Google Kills Off Instant Search As Users Prefer Mobile Queries, But What Does The Feature Do Again?
Introduced back in 2010, Instant Search made Google even more impressive. The feature heralded speed and recognition, as if Google wants its users to understand that "we know what you're searching for, and we're going to show it to you even before you type it."
Instant Search represented a huge shift in the way users experienced searching on Google. Back then, the company said it would, in total, save millions of seconds per hour by delivering results as fast as possible and reducing the time it takes to write a whole search query.
Google Decides To Kill Instant Search Because You're Not Even Using It
Google will kill Instant Search in favor of mobile devices, or more specifically, to make the searching experience more in line with mobile platforms, according to Search Engine Land. Since it unveiled Instant Search, internet users have generally shown signs that they prefer using mobile devices more often than desktops. More than 50 percent of Google queries now happen on mobile devices.
"[M]any more of our searches happen on mobile, with very different input and interaction and screen constraints. With this in mind, we have decided to remove Google Instant, so we can focus on ways to make Search even faster and more fluid on all devices," Google told Search Engine Land.
While Instant Search will disappear, suggestions won't. Type in a query and you'll still see a dropdown menu full of suggestions based on the initial letters or phrases of your query. Now, search results will only appear by clicking on one of these suggestions or pressing enter. Again, this, according to Google, will make search "more fluid on all devices."
Why Killing Google Instant Search Makes Sense
Google released Instant Search under the helm of Marissa Mayer, then Google's VP of search and user experience and now the former Yahoo CEO. On desktop platforms, it makes sense to fill all that white space with search results as one types, but a phone presents a different challenge altogether.
Because of its limited space, and because all smartphones today cramp the space with an onscreen keyboard, showing Instant Search results becomes an inefficient use of space. Trying to render search results when a keyboard blocks the view doesn't make for an excellent user experience or interface. So while the demise of Instant Search will definitely irk most, it still makes sense when thinking of design and how people interact with mobile devices.
What's more, when you think about it, Instant Search doesn't really have a place suppose Google Assistant eventually becomes the default way of searching for things. Think of it as Google considering the future of its search platform. Perhaps pretty soon people wouldn't need to type at all.

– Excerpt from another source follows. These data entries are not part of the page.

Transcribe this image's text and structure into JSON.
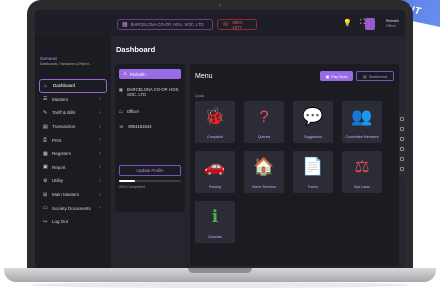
{
  "banner": {
    "text": "CIENT"
  },
  "topbar": {
    "society_chip": "BARCELONA CO-OP. HOU. SOC. LTD",
    "phone_chip": "9004-2077",
    "user_name": "Rishabh",
    "user_role": "Officer"
  },
  "sidebar": {
    "section_title": "General",
    "section_subtitle": "Dashboards, Transaction & Report...",
    "items": [
      {
        "label": "Dashboard",
        "icon": "home-icon",
        "glyph": "⌂",
        "active": true,
        "chevron": false
      },
      {
        "label": "Masters",
        "icon": "list-icon",
        "glyph": "☰",
        "active": false,
        "chevron": true
      },
      {
        "label": "Tariff & Bills",
        "icon": "tag-icon",
        "glyph": "✎",
        "active": false,
        "chevron": true
      },
      {
        "label": "Transaction",
        "icon": "card-icon",
        "glyph": "▤",
        "active": false,
        "chevron": true
      },
      {
        "label": "Print",
        "icon": "printer-icon",
        "glyph": "⎙",
        "active": false,
        "chevron": true
      },
      {
        "label": "Registers",
        "icon": "register-icon",
        "glyph": "▦",
        "active": false,
        "chevron": true
      },
      {
        "label": "Report",
        "icon": "report-icon",
        "glyph": "▣",
        "active": false,
        "chevron": true
      },
      {
        "label": "Utility",
        "icon": "utility-icon",
        "glyph": "⚙",
        "active": false,
        "chevron": true
      },
      {
        "label": "Main Masters",
        "icon": "grid-icon",
        "glyph": "⊞",
        "active": false,
        "chevron": true
      },
      {
        "label": "Society Documents",
        "icon": "document-icon",
        "glyph": "▭",
        "active": false,
        "chevron": true
      },
      {
        "label": "Log Out",
        "icon": "logout-icon",
        "glyph": "↪",
        "active": false,
        "chevron": false
      }
    ]
  },
  "main": {
    "title": "Dashboard",
    "profile": {
      "name": "Rishabh",
      "society": "BARCELONA CO-OP. HOS. SOC. LTD",
      "role": "Officer",
      "phone": "9004161644",
      "update_button": "Update Profile",
      "completion": 0.25,
      "completion_label": "25% Completed"
    },
    "menu": {
      "title": "Menu",
      "pay_now": "Pay Now",
      "statement": "Statement",
      "quick_label": "Quick",
      "tiles": [
        {
          "label": "Complaint",
          "icon": "bug-icon",
          "glyph": "🐞",
          "color": "#8a4fe0"
        },
        {
          "label": "Queries",
          "icon": "question-icon",
          "glyph": "?",
          "color": "#e24a5a"
        },
        {
          "label": "Suggestion",
          "icon": "chat-icon",
          "glyph": "💬",
          "color": "#4caf50"
        },
        {
          "label": "Committee Members",
          "icon": "people-icon",
          "glyph": "👥",
          "color": "#9c5ae0"
        },
        {
          "label": "Parking",
          "icon": "car-icon",
          "glyph": "🚗",
          "color": "#b050e0"
        },
        {
          "label": "Home Services",
          "icon": "home-services-icon",
          "glyph": "🏠",
          "color": "#e24a5a"
        },
        {
          "label": "Forms",
          "icon": "forms-icon",
          "glyph": "📄",
          "color": "#8a4fe0"
        },
        {
          "label": "Bye Laws",
          "icon": "gavel-icon",
          "glyph": "⚖",
          "color": "#e24a5a"
        },
        {
          "label": "Circulars",
          "icon": "info-icon",
          "glyph": "ℹ",
          "color": "#4caf50"
        }
      ]
    }
  }
}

What do you think? Should Google kill Instant Search? Sound off in the comments section below!